Joy is a Senior Staff Software Engineer at Split.io, focusing primarily on backend.  Prior to Split, she worked at Box, where she tried her hand at management for a short while before transitioning back to an individual contributor role.  She also has experience at a tiny startup and at Microsoft.  In addition to designing software and writing a lot of code, she also maintains a blog: https://medium.com/@jkebertz. ; In her free time, she does a lot of traveling, reading and running ridiculously long distances (mostly on trails).


Both Box and Split, like many other companies are working to split their monolith into microservices.  We didn't want to just end up with a distributed monolith (i.e. lots of services that still had a very high level of interdependency), so this required some specific thinking.  Additionally, we wanted to think about how to make sure we didn't have the overhead of hundreds of services while also not ending up with several mini-monoliths.

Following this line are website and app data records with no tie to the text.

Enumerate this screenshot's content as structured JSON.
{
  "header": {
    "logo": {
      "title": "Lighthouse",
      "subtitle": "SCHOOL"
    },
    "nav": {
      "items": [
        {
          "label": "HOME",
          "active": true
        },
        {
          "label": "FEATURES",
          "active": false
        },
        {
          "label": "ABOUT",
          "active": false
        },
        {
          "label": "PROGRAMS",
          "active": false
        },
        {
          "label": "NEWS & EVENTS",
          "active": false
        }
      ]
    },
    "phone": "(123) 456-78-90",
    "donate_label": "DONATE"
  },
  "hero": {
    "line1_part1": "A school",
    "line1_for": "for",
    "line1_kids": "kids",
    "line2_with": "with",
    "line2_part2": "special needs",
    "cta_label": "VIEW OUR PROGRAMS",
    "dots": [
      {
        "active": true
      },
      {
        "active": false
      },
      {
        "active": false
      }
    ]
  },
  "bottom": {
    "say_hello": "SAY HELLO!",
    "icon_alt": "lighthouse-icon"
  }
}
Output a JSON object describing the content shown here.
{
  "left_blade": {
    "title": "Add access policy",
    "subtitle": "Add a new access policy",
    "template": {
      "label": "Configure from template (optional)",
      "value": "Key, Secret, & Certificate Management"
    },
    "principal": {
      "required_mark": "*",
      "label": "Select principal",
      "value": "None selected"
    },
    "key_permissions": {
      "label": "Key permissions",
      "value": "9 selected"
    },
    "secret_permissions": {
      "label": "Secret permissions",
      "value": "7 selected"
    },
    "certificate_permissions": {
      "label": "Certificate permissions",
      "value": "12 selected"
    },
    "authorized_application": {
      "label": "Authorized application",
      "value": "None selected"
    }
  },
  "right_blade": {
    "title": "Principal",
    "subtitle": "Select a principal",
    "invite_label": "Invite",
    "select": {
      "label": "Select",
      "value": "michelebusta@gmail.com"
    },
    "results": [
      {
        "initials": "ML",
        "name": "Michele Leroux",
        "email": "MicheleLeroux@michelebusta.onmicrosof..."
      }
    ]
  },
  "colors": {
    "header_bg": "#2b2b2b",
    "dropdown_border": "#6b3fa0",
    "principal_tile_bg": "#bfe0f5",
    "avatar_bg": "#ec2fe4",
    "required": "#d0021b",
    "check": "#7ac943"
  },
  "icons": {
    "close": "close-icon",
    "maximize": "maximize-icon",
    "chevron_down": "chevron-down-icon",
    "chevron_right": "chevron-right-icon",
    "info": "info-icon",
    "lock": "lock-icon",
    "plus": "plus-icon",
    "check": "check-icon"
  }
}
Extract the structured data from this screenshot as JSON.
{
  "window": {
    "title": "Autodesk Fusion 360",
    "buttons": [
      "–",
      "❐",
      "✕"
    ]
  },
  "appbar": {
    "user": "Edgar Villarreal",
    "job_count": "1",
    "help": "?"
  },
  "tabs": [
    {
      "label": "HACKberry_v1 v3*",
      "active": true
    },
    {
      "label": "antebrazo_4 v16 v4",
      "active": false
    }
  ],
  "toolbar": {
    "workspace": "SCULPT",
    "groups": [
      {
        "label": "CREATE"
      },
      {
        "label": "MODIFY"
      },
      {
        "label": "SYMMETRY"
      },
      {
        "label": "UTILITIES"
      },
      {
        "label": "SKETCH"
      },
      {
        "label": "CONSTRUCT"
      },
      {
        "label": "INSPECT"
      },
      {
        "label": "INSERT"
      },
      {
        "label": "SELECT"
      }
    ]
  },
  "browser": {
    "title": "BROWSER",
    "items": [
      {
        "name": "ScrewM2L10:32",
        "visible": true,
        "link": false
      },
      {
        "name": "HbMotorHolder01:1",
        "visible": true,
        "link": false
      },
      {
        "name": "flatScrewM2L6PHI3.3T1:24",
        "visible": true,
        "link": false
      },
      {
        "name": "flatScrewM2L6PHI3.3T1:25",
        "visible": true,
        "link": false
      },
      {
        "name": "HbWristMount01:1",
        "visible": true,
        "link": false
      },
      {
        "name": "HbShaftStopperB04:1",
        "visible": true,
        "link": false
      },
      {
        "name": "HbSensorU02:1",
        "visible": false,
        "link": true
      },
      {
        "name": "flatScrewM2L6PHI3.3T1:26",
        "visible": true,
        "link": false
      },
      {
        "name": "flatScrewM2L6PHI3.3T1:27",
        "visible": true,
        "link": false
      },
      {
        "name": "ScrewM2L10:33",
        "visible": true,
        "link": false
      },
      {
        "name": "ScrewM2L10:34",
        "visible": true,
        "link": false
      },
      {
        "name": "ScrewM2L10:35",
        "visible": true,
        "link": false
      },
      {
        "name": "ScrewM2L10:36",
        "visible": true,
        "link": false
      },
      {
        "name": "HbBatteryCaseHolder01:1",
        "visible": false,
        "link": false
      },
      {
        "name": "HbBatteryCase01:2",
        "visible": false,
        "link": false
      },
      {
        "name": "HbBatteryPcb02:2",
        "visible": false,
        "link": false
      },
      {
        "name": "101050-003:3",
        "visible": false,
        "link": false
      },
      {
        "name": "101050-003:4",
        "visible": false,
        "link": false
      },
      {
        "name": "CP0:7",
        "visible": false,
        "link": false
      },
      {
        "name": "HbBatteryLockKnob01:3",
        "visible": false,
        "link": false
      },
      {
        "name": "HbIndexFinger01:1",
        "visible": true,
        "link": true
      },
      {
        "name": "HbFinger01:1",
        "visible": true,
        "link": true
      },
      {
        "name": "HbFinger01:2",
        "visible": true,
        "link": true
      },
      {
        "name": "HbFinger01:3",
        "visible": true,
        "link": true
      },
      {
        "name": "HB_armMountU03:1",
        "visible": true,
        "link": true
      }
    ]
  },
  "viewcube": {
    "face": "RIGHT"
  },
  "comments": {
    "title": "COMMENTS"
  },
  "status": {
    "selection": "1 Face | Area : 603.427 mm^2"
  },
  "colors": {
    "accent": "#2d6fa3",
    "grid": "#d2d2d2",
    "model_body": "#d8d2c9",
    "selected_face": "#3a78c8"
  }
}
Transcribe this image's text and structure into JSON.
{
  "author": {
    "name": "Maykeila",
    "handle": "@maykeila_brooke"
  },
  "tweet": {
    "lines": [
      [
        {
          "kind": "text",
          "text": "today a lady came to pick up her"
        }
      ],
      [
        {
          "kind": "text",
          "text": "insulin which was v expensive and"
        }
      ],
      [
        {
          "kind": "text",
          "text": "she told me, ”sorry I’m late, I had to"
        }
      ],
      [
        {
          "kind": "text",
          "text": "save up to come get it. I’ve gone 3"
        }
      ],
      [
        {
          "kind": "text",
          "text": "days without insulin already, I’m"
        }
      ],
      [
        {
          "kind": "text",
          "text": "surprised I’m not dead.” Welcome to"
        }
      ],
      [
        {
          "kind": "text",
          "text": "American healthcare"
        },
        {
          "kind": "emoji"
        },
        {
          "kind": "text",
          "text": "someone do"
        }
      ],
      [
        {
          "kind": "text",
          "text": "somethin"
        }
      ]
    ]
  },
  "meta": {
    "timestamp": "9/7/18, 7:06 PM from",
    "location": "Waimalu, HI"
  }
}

In order to think about how to design our new services, we approached the problem using domain driven design and layered architecture.

DDD is an approach to developing software for complex needs by deeply connecting the implementation to an evolving model of the core business concepts.  It's an approach that was first coined in 2004 but is still very applicable today.  It emphasizes problem solving, cross functional collaboration and simplicity.

Meanwhile, layered architecture, while a fairly common approach, does not have the same common language or formalized concepts that domain driven design has.  We used layered architecture as a way to think about how we separate our front end services,  our core logic, and our infrastructure services.  

Together, these two approaches helped us think through how and where to divide our services.  In this talk, I will go into much more depth about what each of these two approaches are, as well as how we applied each to our problem space at Split.